I’ve fallen and I can’t get up!

In celebration of its 25th anniversary this year, USA Today has been publishing 25 lists over the course of 25 weeks 'designed to spark conversation and debates.' Last month they published the 'Top 25 Ads We Can't Get out Of Our Heads'.

In celebration of its 25th anniversary this year, USA Today has been publishing 25 lists over the course of 25 weeks ‘designed to spark conversation and debates.’ Last month they published the ‘Top 25 Ads We Can’t Get out Of Our Heads’.

Here are the Top 10:

1. Life Alert: I’ve Fallen, and I Can’t Get Up! (1990)

2. Apple Macintosh: 1984 (1984)

3. Wendy’s: Where’s the Beef? (1984)

4. Isuzu: Joe ‘Trust me’ Isuzu (1986)

5. Energizer: Energizer Bunny (1989)

6. Bartles & Jaymes: Thank You for Your Support (1985)

7. California Raisin Advisory Board: Heard it Through the Grapevine (1986)

8. Budweiser: Croaking Frogs (1995)

9. Bush campaign: Willie Horton (1988)

10. California Milk Processors Board: Got Milk? (1993)

A couple of things struck me about this list, the first one being the spot ranked at number one.

I was shocked that a 15 second low-budget spot for a life-saving gadget was recalled by more people than any of the extravagant multi-million-dollar commercials that appeared further down the list, and how could it beat out Apple’s ’1984′? Pepsi’s ‘Michael Jackson on Fire’ came in at number 14 and Nike’s 1987 ‘Revolution’ placed 17th.

The editors of USA Today described Life Alert’s slogan this way: ‘The best-remembered (and most-parodied) commercial phrase of the past 25 years … comes from that elderly woman using the Life Alert gizmo around her neck to call for help. It is the ultimate product-as-hero ad.’ In short, it’s enjoyed one of the most successful viral campaigns since ‘viral’ was even a word in ad-lingo.
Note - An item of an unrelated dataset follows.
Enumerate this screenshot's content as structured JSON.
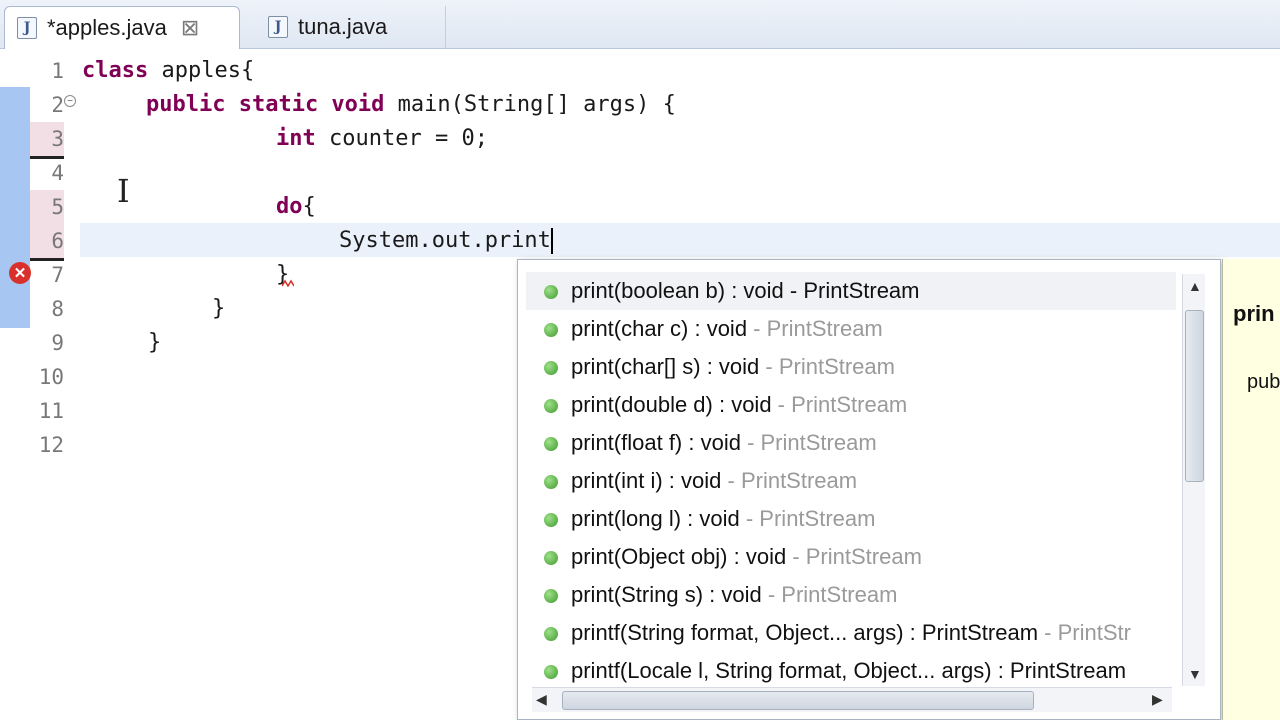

Also striking was that none of the commercials in the top 10 (and only one in the Top 25) was created in the past 10 years. Why is it that with all the technology, production budgets and multiple platforms available in the 21st century that none of the work produced in the last decade was deemed worthy of a ranking? I don’t know the answer to the question… I’m simply posing the question.

Obviously the list is subjective, and I for one don’t recognize a couple of spots simply because it’s an American list, but it got me thinking that maybe the industry as a whole is too preoccupied with bedazzlement rather than focusing on the basics of telling a story?

As award season in Canada approaches I think we’ll see that some of the contenders for the Cassies and strategy’s Agency of the Year have embraced this back to basics approach and will be rewarded accordingly. cm

Claire Macdonald, publisher, strategy/Media in Canada 416-408-0858